> What you are asked to do:
Copy out all of the data below exactly, so that no word differs from the original.

Web page and app entries
************
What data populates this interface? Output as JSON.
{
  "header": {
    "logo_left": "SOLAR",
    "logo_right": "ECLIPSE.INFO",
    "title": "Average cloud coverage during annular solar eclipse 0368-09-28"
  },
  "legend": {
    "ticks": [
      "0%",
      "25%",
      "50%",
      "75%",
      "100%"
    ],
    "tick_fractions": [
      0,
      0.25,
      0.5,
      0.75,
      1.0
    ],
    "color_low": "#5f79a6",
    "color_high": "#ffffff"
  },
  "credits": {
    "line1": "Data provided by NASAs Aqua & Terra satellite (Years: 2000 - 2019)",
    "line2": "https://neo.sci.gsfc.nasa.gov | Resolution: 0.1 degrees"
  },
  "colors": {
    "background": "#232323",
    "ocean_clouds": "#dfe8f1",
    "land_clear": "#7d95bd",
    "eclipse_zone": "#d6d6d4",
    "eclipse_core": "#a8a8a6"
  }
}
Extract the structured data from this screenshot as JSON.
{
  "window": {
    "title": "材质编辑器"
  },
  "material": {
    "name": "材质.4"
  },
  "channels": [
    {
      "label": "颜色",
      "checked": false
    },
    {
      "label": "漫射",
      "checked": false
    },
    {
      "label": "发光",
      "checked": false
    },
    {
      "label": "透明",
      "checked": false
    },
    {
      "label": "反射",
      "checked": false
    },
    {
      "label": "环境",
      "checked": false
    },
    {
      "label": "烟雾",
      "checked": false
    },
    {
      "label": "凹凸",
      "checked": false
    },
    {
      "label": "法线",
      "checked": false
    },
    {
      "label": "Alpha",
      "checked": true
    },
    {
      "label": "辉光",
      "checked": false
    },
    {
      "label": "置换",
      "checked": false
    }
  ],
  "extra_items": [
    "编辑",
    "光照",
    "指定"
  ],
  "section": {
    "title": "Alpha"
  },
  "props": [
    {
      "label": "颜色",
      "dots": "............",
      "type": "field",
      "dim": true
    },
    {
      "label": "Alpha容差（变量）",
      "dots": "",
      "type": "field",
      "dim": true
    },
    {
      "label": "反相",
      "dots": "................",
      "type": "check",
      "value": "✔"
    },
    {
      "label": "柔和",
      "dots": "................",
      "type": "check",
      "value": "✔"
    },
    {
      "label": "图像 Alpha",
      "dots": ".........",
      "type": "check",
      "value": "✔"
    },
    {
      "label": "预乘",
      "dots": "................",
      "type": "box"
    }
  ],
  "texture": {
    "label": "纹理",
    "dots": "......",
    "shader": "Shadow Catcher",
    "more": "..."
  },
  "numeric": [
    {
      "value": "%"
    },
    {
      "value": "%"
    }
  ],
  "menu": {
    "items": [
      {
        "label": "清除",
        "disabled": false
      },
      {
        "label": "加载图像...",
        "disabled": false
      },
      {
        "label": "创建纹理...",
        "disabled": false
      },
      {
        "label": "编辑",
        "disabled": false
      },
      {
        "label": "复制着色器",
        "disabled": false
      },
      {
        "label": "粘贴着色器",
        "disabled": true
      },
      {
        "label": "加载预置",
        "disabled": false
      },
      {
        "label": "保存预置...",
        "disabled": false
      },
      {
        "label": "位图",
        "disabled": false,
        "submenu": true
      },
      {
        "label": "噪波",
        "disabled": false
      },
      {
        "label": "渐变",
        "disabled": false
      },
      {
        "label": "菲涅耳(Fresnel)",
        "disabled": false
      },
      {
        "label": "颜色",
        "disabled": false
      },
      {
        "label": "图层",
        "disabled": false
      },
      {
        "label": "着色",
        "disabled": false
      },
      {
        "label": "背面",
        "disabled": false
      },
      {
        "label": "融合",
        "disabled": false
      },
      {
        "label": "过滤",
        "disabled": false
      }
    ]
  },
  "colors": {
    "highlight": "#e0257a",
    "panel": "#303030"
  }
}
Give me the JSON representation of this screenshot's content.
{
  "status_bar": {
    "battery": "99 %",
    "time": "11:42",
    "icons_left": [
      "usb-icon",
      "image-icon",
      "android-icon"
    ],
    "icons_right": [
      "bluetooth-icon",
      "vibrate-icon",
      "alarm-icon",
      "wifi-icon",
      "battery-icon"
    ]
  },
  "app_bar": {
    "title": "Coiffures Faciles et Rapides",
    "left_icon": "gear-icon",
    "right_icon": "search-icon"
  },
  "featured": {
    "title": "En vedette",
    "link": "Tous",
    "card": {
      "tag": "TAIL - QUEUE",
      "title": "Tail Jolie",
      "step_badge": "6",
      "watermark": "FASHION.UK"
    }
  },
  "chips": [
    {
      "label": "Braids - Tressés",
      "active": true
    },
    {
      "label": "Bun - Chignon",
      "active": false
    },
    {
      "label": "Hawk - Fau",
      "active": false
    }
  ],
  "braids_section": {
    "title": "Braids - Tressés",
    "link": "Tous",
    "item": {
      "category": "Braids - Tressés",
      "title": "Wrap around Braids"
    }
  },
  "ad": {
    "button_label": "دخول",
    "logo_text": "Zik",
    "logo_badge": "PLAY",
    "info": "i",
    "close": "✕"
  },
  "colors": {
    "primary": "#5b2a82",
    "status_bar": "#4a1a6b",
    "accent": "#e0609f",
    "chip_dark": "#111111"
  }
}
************
> Worked solution:
What data populates this interface? Output as JSON.
{
  "header": {
    "logo_left": "SOLAR",
    "logo_right": "ECLIPSE.INFO",
    "title": "Average cloud coverage during annular solar eclipse 0368-09-28"
  },
  "legend": {
    "ticks": [
      "0%",
      "25%",
      "50%",
      "75%",
      "100%"
    ],
    "tick_fractions": [
      0,
      0.25,
      0.5,
      0.75,
      1.0
    ],
    "color_low": "#5f79a6",
    "color_high": "#ffffff"
  },
  "credits": {
    "line1": "Data provided by NASAs Aqua & Terra satellite (Years: 2000 - 2019)",
    "line2": "https://neo.sci.gsfc.nasa.gov | Resolution: 0.1 degrees"
  },
  "colors": {
    "background": "#232323",
    "ocean_clouds": "#dfe8f1",
    "land_clear": "#7d95bd",
    "eclipse_zone": "#d6d6d4",
    "eclipse_core": "#a8a8a6"
  }
}
Extract the structured data from this screenshot as JSON.
{
  "window": {
    "title": "材质编辑器"
  },
  "material": {
    "name": "材质.4"
  },
  "channels": [
    {
      "label": "颜色",
      "checked": false
    },
    {
      "label": "漫射",
      "checked": false
    },
    {
      "label": "发光",
      "checked": false
    },
    {
      "label": "透明",
      "checked": false
    },
    {
      "label": "反射",
      "checked": false
    },
    {
      "label": "环境",
      "checked": false
    },
    {
      "label": "烟雾",
      "checked": false
    },
    {
      "label": "凹凸",
      "checked": false
    },
    {
      "label": "法线",
      "checked": false
    },
    {
      "label": "Alpha",
      "checked": true
    },
    {
      "label": "辉光",
      "checked": false
    },
    {
      "label": "置换",
      "checked": false
    }
  ],
  "extra_items": [
    "编辑",
    "光照",
    "指定"
  ],
  "section": {
    "title": "Alpha"
  },
  "props": [
    {
      "label": "颜色",
      "dots": "............",
      "type": "field",
      "dim": true
    },
    {
      "label": "Alpha容差（变量）",
      "dots": "",
      "type": "field",
      "dim": true
    },
    {
      "label": "反相",
      "dots": "................",
      "type": "check",
      "value": "✔"
    },
    {
      "label": "柔和",
      "dots": "................",
      "type": "check",
      "value": "✔"
    },
    {
      "label": "图像 Alpha",
      "dots": ".........",
      "type": "check",
      "value": "✔"
    },
    {
      "label": "预乘",
      "dots": "................",
      "type": "box"
    }
  ],
  "texture": {
    "label": "纹理",
    "dots": "......",
    "shader": "Shadow Catcher",
    "more": "..."
  },
  "numeric": [
    {
      "value": "%"
    },
    {
      "value": "%"
    }
  ],
  "menu": {
    "items": [
      {
        "label": "清除",
        "disabled": false
      },
      {
        "label": "加载图像...",
        "disabled": false
      },
      {
        "label": "创建纹理...",
        "disabled": false
      },
      {
        "label": "编辑",
        "disabled": false
      },
      {
        "label": "复制着色器",
        "disabled": false
      },
      {
        "label": "粘贴着色器",
        "disabled": true
      },
      {
        "label": "加载预置",
        "disabled": false
      },
      {
        "label": "保存预置...",
        "disabled": false
      },
      {
        "label": "位图",
        "disabled": false,
        "submenu": true
      },
      {
        "label": "噪波",
        "disabled": false
      },
      {
        "label": "渐变",
        "disabled": false
      },
      {
        "label": "菲涅耳(Fresnel)",
        "disabled": false
      },
      {
        "label": "颜色",
        "disabled": false
      },
      {
        "label": "图层",
        "disabled": false
      },
      {
        "label": "着色",
        "disabled": false
      },
      {
        "label": "背面",
        "disabled": false
      },
      {
        "label": "融合",
        "disabled": false
      },
      {
        "label": "过滤",
        "disabled": false
      }
    ]
  },
  "colors": {
    "highlight": "#e0257a",
    "panel": "#303030"
  }
}
Give me the JSON representation of this screenshot's content.
{
  "status_bar": {
    "battery": "99 %",
    "time": "11:42",
    "icons_left": [
      "usb-icon",
      "image-icon",
      "android-icon"
    ],
    "icons_right": [
      "bluetooth-icon",
      "vibrate-icon",
      "alarm-icon",
      "wifi-icon",
      "battery-icon"
    ]
  },
  "app_bar": {
    "title": "Coiffures Faciles et Rapides",
    "left_icon": "gear-icon",
    "right_icon": "search-icon"
  },
  "featured": {
    "title": "En vedette",
    "link": "Tous",
    "card": {
      "tag": "TAIL - QUEUE",
      "title": "Tail Jolie",
      "step_badge": "6",
      "watermark": "FASHION.UK"
    }
  },
  "chips": [
    {
      "label": "Braids - Tressés",
      "active": true
    },
    {
      "label": "Bun - Chignon",
      "active": false
    },
    {
      "label": "Hawk - Fau",
      "active": false
    }
  ],
  "braids_section": {
    "title": "Braids - Tressés",
    "link": "Tous",
    "item": {
      "category": "Braids - Tressés",
      "title": "Wrap around Braids"
    }
  },
  "ad": {
    "button_label": "دخول",
    "logo_text": "Zik",
    "logo_badge": "PLAY",
    "info": "i",
    "close": "✕"
  },
  "colors": {
    "primary": "#5b2a82",
    "status_bar": "#4a1a6b",
    "accent": "#e0609f",
    "chip_dark": "#111111"
  }
}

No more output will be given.